The company behind retail giant B&H Photo has agreed to pay out $3.2 million in monetary relief and back wages to settle a discrimination and harassment case from 2016.
After a popular Facebook teaser and some studio portrait samples, Godox has finally officially released the Godox A1 smartphone flash and flash trigger. Cheap, versatile and innovative, color us intrigued.
Canon’s EOS 5D Mk IV has won the European Imaging and Sound Association’s Professional DSLR of the Year award, making this the third year in a row that the brand has beaten Nikon to the top spot in the professional camera category.
A photograph and quote tweeted out by former president Barack Obama has officially become the most popular tweet of all time, receiving over 1.3 million retweets and 3.4 million likes.
Edward Weston was one of the most influential photographers of the 20th century, and in this episode of Advancing Your Photography we learn the extreme technique he used to capture one of his most famous still life photos.
Instagram just released a small update that will make a huge difference if you're active on the photo sharing app: threaded comment replies.
Venus Optics has announced the price and delivery date of the second lens to join its Zero-D line up: the 15mm F2 for Sony’s E mount. A lens they've dubbed, "the world's fastest 15mm rectilinear lens for full-frame."
Cinnac is a new social network for photographers that will help you separate your good photos from your great ones through a Tinder-like community-based rating system.
The Canon EF 35mm F2 IS USM is an understated jewel of a lens, and one that we've enjoyed on a variety of cameras since its release almost five years ago. Its relatively small size and image stabilization make it a versatile tool for a variety of photography - check out our sample gallery.
You don't need a fancy studio or tons of gear to capture the kind of classic product photography you see in magazines. In this video, Dustin Dolby shows you how to do it with just a couple of speedlights and some know-how.

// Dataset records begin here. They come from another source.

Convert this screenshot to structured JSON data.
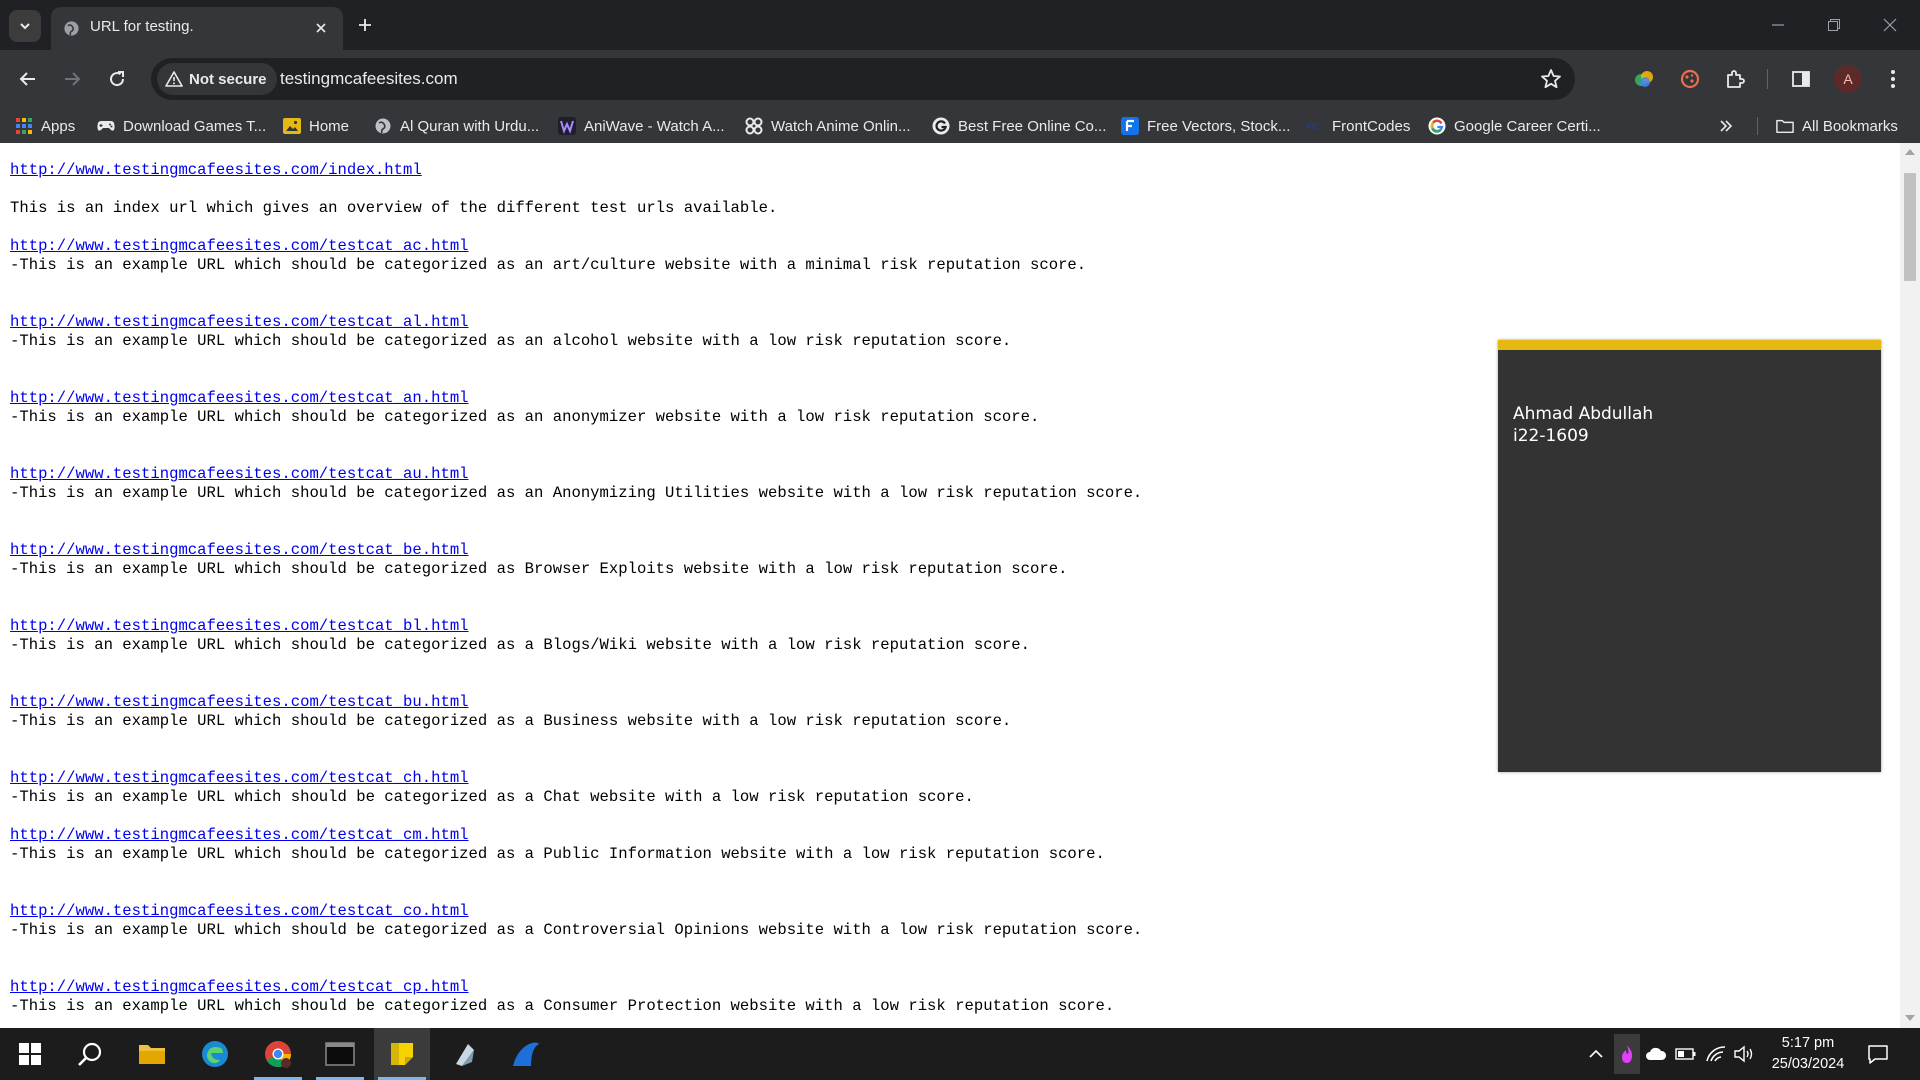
{
  "browser": {
    "tab_title": "URL for testing.",
    "security_chip": "Not secure",
    "url": "testingmcafeesites.com",
    "profile_initial": "A"
  },
  "bookmarks": {
    "items": [
      {
        "label": "Apps",
        "icon": "apps-grid-icon"
      },
      {
        "label": "Download Games T...",
        "icon": "gamepad-icon"
      },
      {
        "label": "Home",
        "icon": "home-image-icon"
      },
      {
        "label": "Al Quran with Urdu...",
        "icon": "globe-icon"
      },
      {
        "label": "AniWave - Watch A...",
        "icon": "aniwave-icon"
      },
      {
        "label": "Watch Anime Onlin...",
        "icon": "anime-icon"
      },
      {
        "label": "Best Free Online Co...",
        "icon": "google-g-icon"
      },
      {
        "label": "Free Vectors, Stock...",
        "icon": "freepik-icon"
      },
      {
        "label": "FrontCodes",
        "icon": "frontcodes-icon"
      },
      {
        "label": "Google Career Certi...",
        "icon": "google-icon"
      }
    ],
    "all_bookmarks": "All Bookmarks"
  },
  "page": {
    "entries": [
      {
        "url": "http://www.testingmcafeesites.com/index.html",
        "desc": "This is an index url which gives an overview of the different test urls available."
      },
      {
        "url": "http://www.testingmcafeesites.com/testcat_ac.html",
        "desc": "-This is an example URL which should be categorized as an art/culture website with a minimal risk reputation score."
      },
      {
        "url": "http://www.testingmcafeesites.com/testcat_al.html",
        "desc": "-This is an example URL which should be categorized as an alcohol website with a low risk reputation score."
      },
      {
        "url": "http://www.testingmcafeesites.com/testcat_an.html",
        "desc": "-This is an example URL which should be categorized as an anonymizer website with a low risk reputation score."
      },
      {
        "url": "http://www.testingmcafeesites.com/testcat_au.html",
        "desc": "-This is an example URL which should be categorized as an Anonymizing Utilities website with a low risk reputation score."
      },
      {
        "url": "http://www.testingmcafeesites.com/testcat_be.html",
        "desc": "-This is an example URL which should be categorized as Browser Exploits website with a low risk reputation score."
      },
      {
        "url": "http://www.testingmcafeesites.com/testcat_bl.html",
        "desc": "-This is an example URL which should be categorized as a Blogs/Wiki website with a low risk reputation score."
      },
      {
        "url": "http://www.testingmcafeesites.com/testcat_bu.html",
        "desc": "-This is an example URL which should be categorized as a Business website with a low risk reputation score."
      },
      {
        "url": "http://www.testingmcafeesites.com/testcat_ch.html",
        "desc": "-This is an example URL which should be categorized as a Chat website with a low risk reputation score."
      },
      {
        "url": "http://www.testingmcafeesites.com/testcat_cm.html",
        "desc": "-This is an example URL which should be categorized as a Public Information website with a low risk reputation score."
      },
      {
        "url": "http://www.testingmcafeesites.com/testcat_co.html",
        "desc": "-This is an example URL which should be categorized as a Controversial Opinions website with a low risk reputation score."
      },
      {
        "url": "http://www.testingmcafeesites.com/testcat_cp.html",
        "desc": "-This is an example URL which should be categorized as a Consumer Protection website with a low risk reputation score."
      }
    ]
  },
  "overlay": {
    "name": "Ahmad Abdullah",
    "id": "i22-1609"
  },
  "taskbar": {
    "time": "5:17 pm",
    "date": "25/03/2024"
  },
  "colors": {
    "link": "#0000ee",
    "card_accent": "#e6b812",
    "card_bg": "#333333"
  }
}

The life-logging camera is trying to make a comeback. Say hello to FrontRow, a live-streaming enabled life-logging camera from Ubiquiti that hangs on a necklace like a pendant.